■ Supplied data ■

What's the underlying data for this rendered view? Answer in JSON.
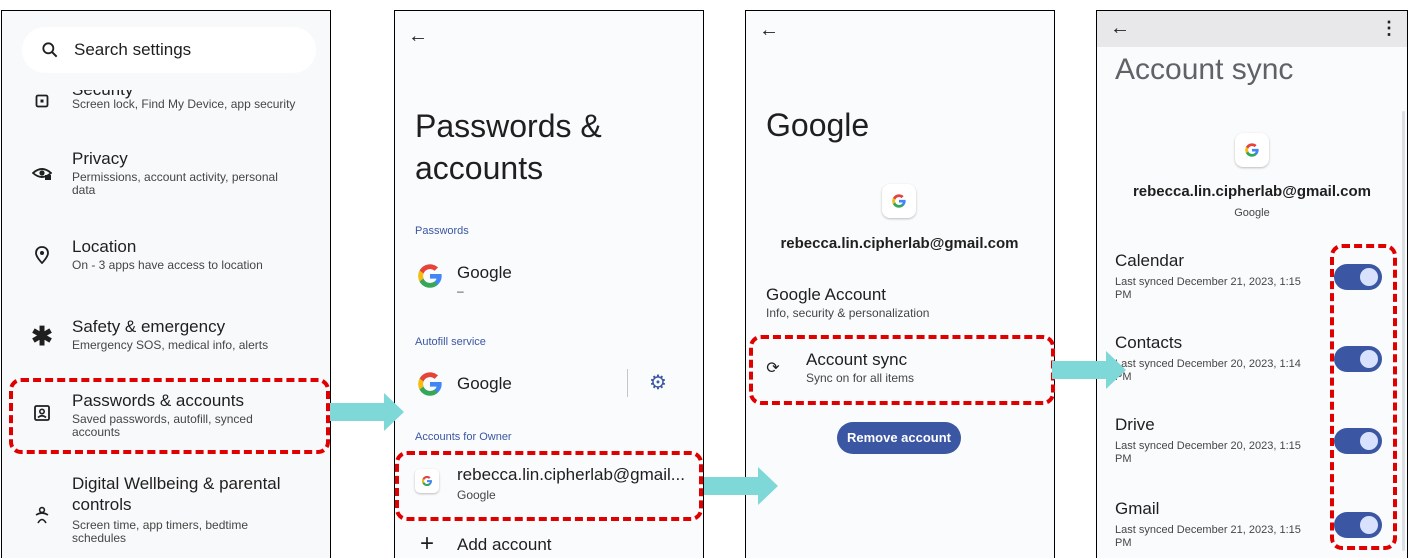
{
  "panel1": {
    "search_placeholder": "Search settings",
    "items": [
      {
        "title": "Security",
        "subtitle": "Screen lock, Find My Device, app security",
        "icon": "security-icon"
      },
      {
        "title": "Privacy",
        "subtitle": "Permissions, account activity, personal data",
        "icon": "privacy-eye-icon"
      },
      {
        "title": "Location",
        "subtitle": "On - 3 apps have access to location",
        "icon": "location-pin-icon"
      },
      {
        "title": "Safety & emergency",
        "subtitle": "Emergency SOS, medical info, alerts",
        "icon": "asterisk-icon"
      },
      {
        "title": "Passwords & accounts",
        "subtitle": "Saved passwords, autofill, synced accounts",
        "icon": "account-box-icon"
      },
      {
        "title": "Digital Wellbeing & parental controls",
        "subtitle": "Screen time, app timers, bedtime schedules",
        "icon": "wellbeing-icon"
      }
    ]
  },
  "panel2": {
    "title": "Passwords & accounts",
    "passwords_section": "Passwords",
    "password_item": {
      "title": "Google",
      "subtitle": "–"
    },
    "autofill_section": "Autofill service",
    "autofill_item": {
      "title": "Google"
    },
    "accounts_section": "Accounts for Owner",
    "account_item": {
      "title": "rebecca.lin.cipherlab@gmail...",
      "subtitle": "Google"
    },
    "add_account": "Add account"
  },
  "panel3": {
    "title": "Google",
    "email": "rebecca.lin.cipherlab@gmail.com",
    "google_account": {
      "title": "Google Account",
      "subtitle": "Info, security & personalization"
    },
    "account_sync": {
      "title": "Account sync",
      "subtitle": "Sync on for all items"
    },
    "remove_button": "Remove account"
  },
  "panel4": {
    "title": "Account sync",
    "email": "rebecca.lin.cipherlab@gmail.com",
    "provider": "Google",
    "sync_items": [
      {
        "title": "Calendar",
        "subtitle": "Last synced December 21, 2023, 1:15 PM",
        "enabled": true
      },
      {
        "title": "Contacts",
        "subtitle": "Last synced December 20, 2023, 1:14 PM",
        "enabled": true
      },
      {
        "title": "Drive",
        "subtitle": "Last synced December 20, 2023, 1:15 PM",
        "enabled": true
      },
      {
        "title": "Gmail",
        "subtitle": "Last synced December 21, 2023, 1:15 PM",
        "enabled": true
      }
    ]
  },
  "colors": {
    "accent": "#3b57a3",
    "highlight": "#e00000",
    "arrow": "#7fd8d8"
  }
}
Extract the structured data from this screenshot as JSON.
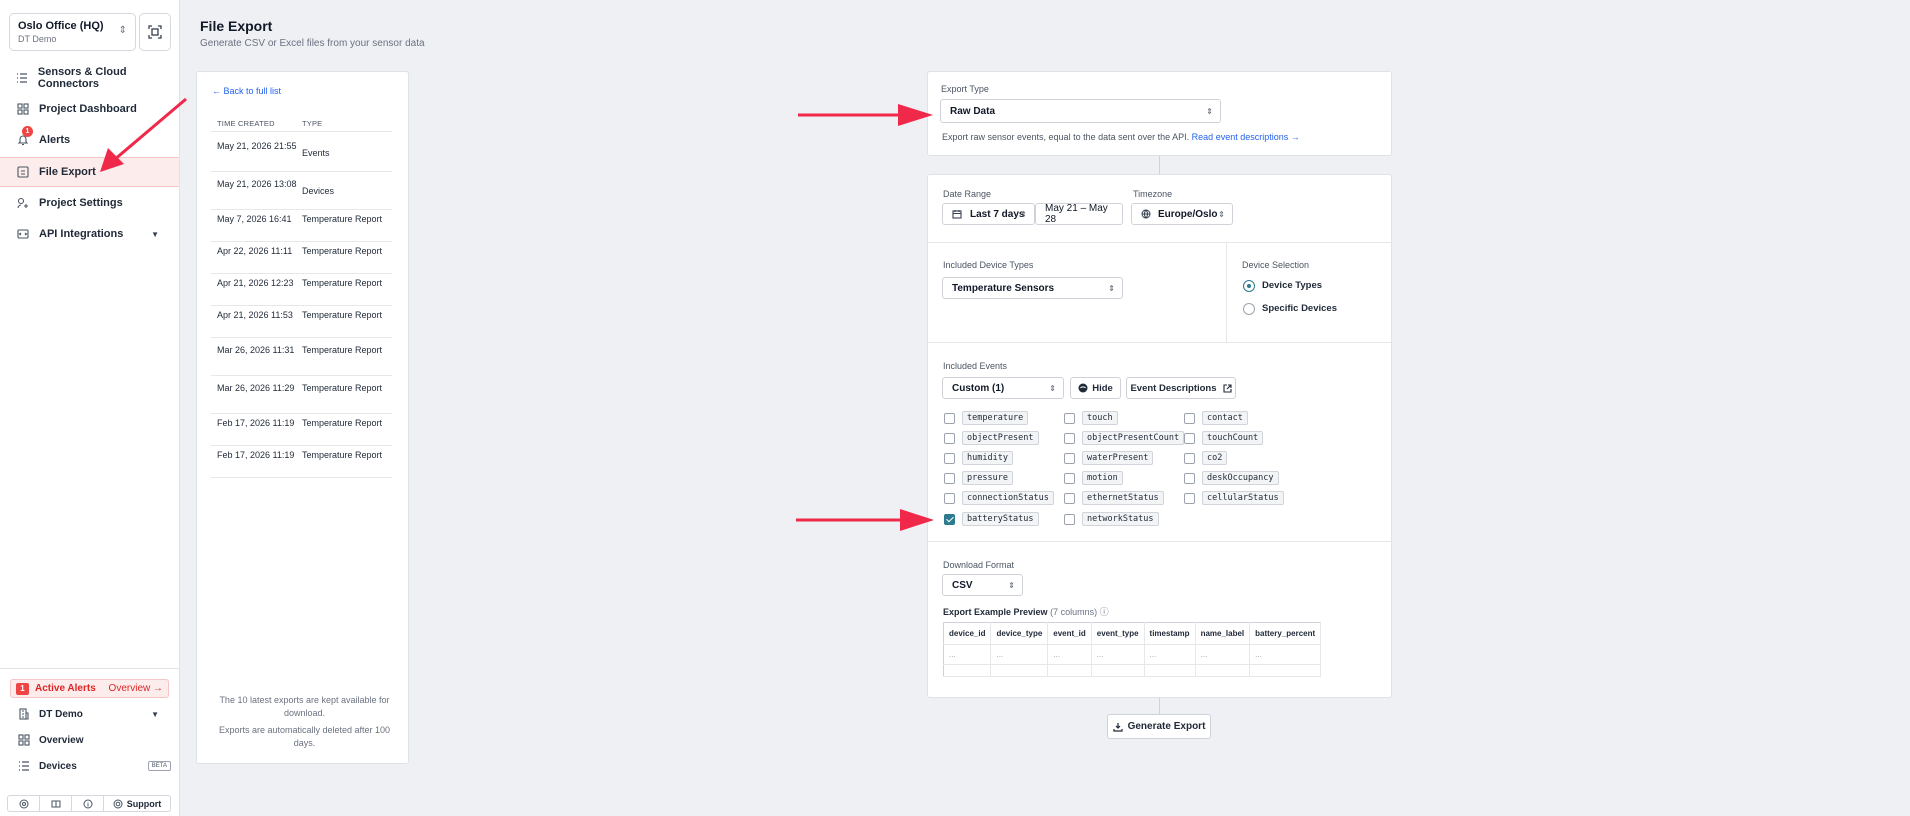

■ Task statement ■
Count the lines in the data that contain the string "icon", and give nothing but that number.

■ Exercise output ■
6